• Your instructions
For the records below, give the number of lines in which "title" appears, and add nothing else.

*** Data to process Section Begins ***

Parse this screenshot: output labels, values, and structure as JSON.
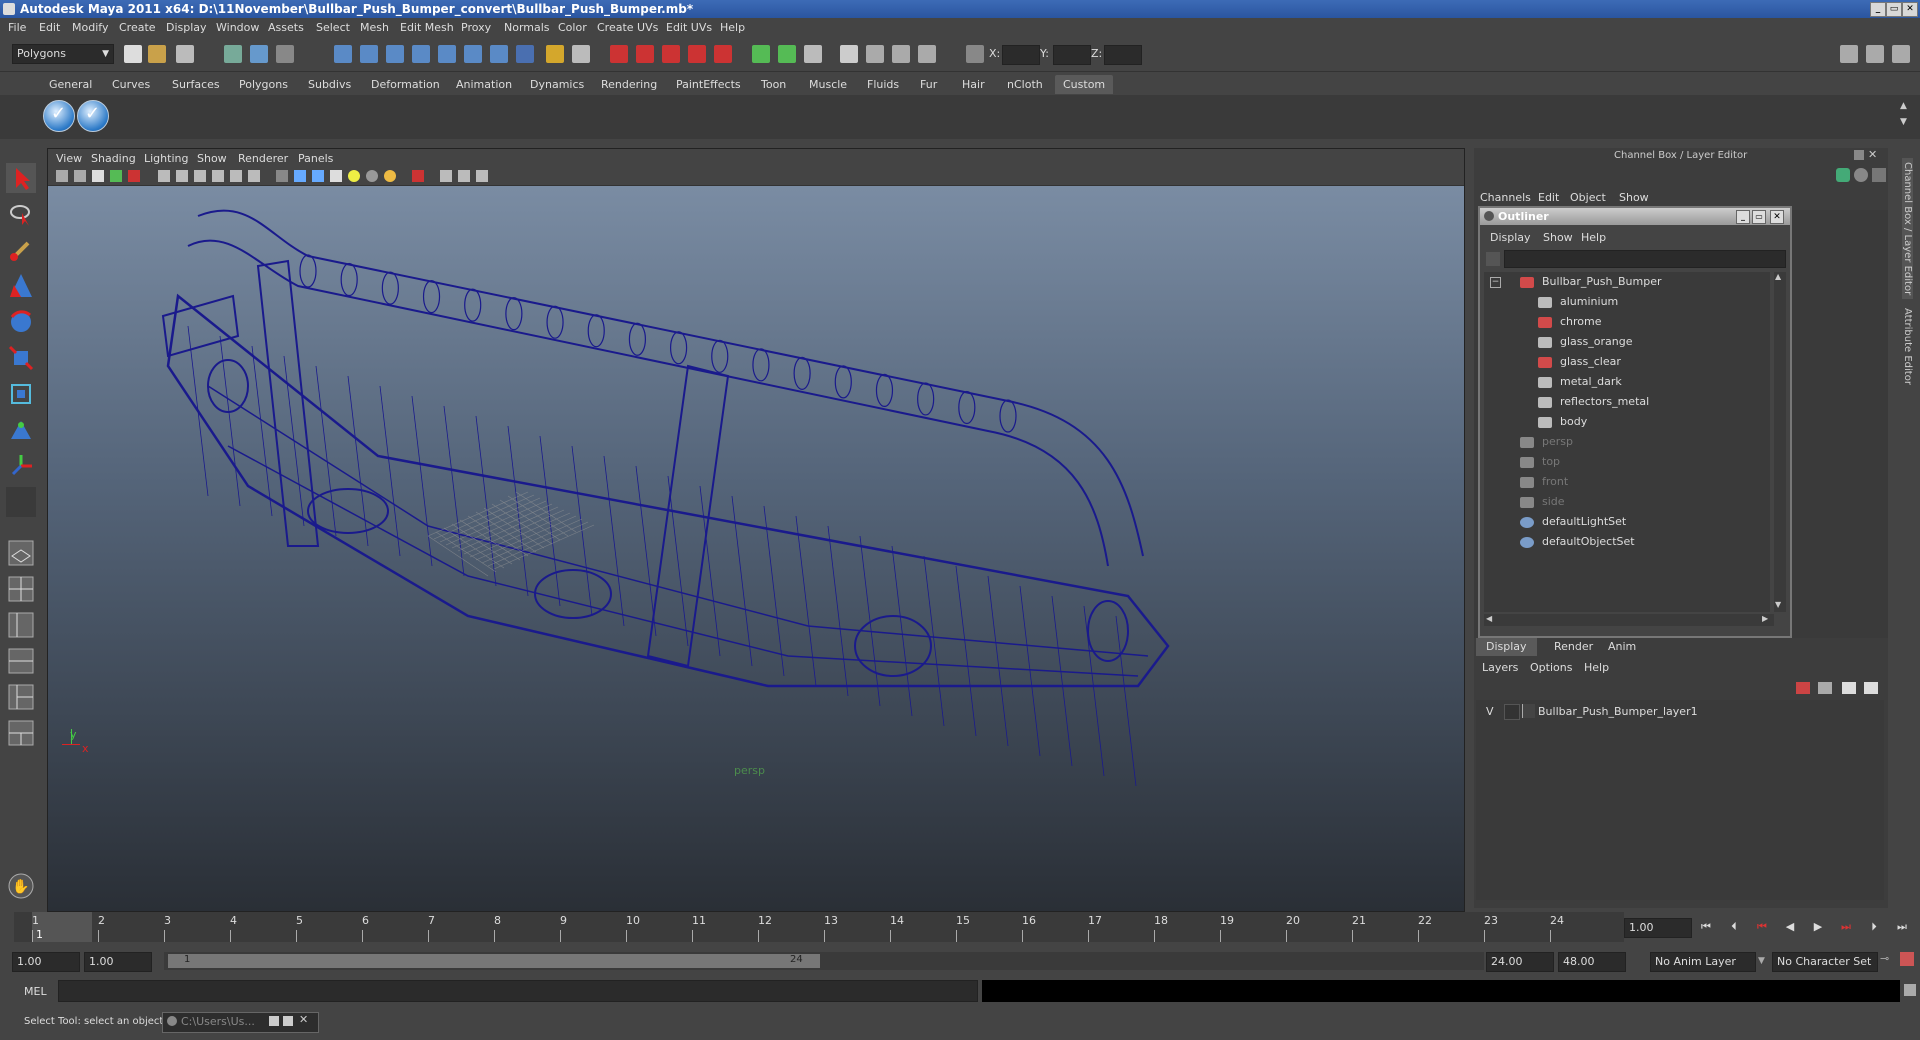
{
  "window": {
    "title": "Autodesk Maya 2011 x64: D:\\11November\\Bullbar_Push_Bumper_convert\\Bullbar_Push_Bumper.mb*"
  },
  "menubar": {
    "items": [
      "File",
      "Edit",
      "Modify",
      "Create",
      "Display",
      "Window",
      "Assets",
      "Select",
      "Mesh",
      "Edit Mesh",
      "Proxy",
      "Normals",
      "Color",
      "Create UVs",
      "Edit UVs",
      "Help"
    ]
  },
  "statusline": {
    "menuset": "Polygons",
    "x_label": "X:",
    "y_label": "Y:",
    "z_label": "Z:"
  },
  "shelf": {
    "tabs": [
      "General",
      "Curves",
      "Surfaces",
      "Polygons",
      "Subdivs",
      "Deformation",
      "Animation",
      "Dynamics",
      "Rendering",
      "PaintEffects",
      "Toon",
      "Muscle",
      "Fluids",
      "Fur",
      "Hair",
      "nCloth",
      "Custom"
    ],
    "active_tab": "Custom"
  },
  "viewport": {
    "menus": [
      "View",
      "Shading",
      "Lighting",
      "Show",
      "Renderer",
      "Panels"
    ],
    "camera_label": "persp",
    "axis_y": "y",
    "axis_x": "x",
    "wire_color": "#1a1a8c"
  },
  "channelbox": {
    "title": "Channel Box / Layer Editor",
    "menus": [
      "Channels",
      "Edit",
      "Object",
      "Show"
    ]
  },
  "outliner": {
    "title": "Outliner",
    "menus": [
      "Display",
      "Show",
      "Help"
    ],
    "items": [
      {
        "label": "Bullbar_Push_Bumper",
        "icon": "group-icon",
        "indent": 0,
        "dim": false
      },
      {
        "label": "aluminium",
        "icon": "mesh-icon",
        "indent": 1,
        "dim": false
      },
      {
        "label": "chrome",
        "icon": "group-icon",
        "indent": 1,
        "dim": false
      },
      {
        "label": "glass_orange",
        "icon": "mesh-icon",
        "indent": 1,
        "dim": false
      },
      {
        "label": "glass_clear",
        "icon": "group-icon",
        "indent": 1,
        "dim": false
      },
      {
        "label": "metal_dark",
        "icon": "mesh-icon",
        "indent": 1,
        "dim": false
      },
      {
        "label": "reflectors_metal",
        "icon": "mesh-icon",
        "indent": 1,
        "dim": false
      },
      {
        "label": "body",
        "icon": "mesh-icon",
        "indent": 1,
        "dim": false
      },
      {
        "label": "persp",
        "icon": "camera-icon",
        "indent": 0,
        "dim": true
      },
      {
        "label": "top",
        "icon": "camera-icon",
        "indent": 0,
        "dim": true
      },
      {
        "label": "front",
        "icon": "camera-icon",
        "indent": 0,
        "dim": true
      },
      {
        "label": "side",
        "icon": "camera-icon",
        "indent": 0,
        "dim": true
      },
      {
        "label": "defaultLightSet",
        "icon": "set-icon",
        "indent": 0,
        "dim": false
      },
      {
        "label": "defaultObjectSet",
        "icon": "set-icon",
        "indent": 0,
        "dim": false
      }
    ]
  },
  "layereditor": {
    "tabs": [
      "Display",
      "Render",
      "Anim"
    ],
    "menus": [
      "Layers",
      "Options",
      "Help"
    ],
    "layer": {
      "visible": "V",
      "name": "Bullbar_Push_Bumper_layer1"
    }
  },
  "sidetabs": {
    "channel": "Channel Box / Layer Editor",
    "attribute": "Attribute Editor"
  },
  "timeline": {
    "ticks": [
      "1",
      "2",
      "3",
      "4",
      "5",
      "6",
      "7",
      "8",
      "9",
      "10",
      "11",
      "12",
      "13",
      "14",
      "15",
      "16",
      "17",
      "18",
      "19",
      "20",
      "21",
      "22",
      "23",
      "24"
    ],
    "current_marker": "1",
    "current_time": "1.00"
  },
  "range": {
    "start": "1.00",
    "playback_start": "1.00",
    "slider_start": "1",
    "slider_end": "24",
    "playback_end": "24.00",
    "end": "48.00",
    "anim_layer": "No Anim Layer",
    "character_set": "No Character Set"
  },
  "command": {
    "label": "MEL"
  },
  "help": {
    "text": "Select Tool: select an object",
    "taskbar_item": "C:\\Users\\Us..."
  }
}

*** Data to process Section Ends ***

• Your solution
3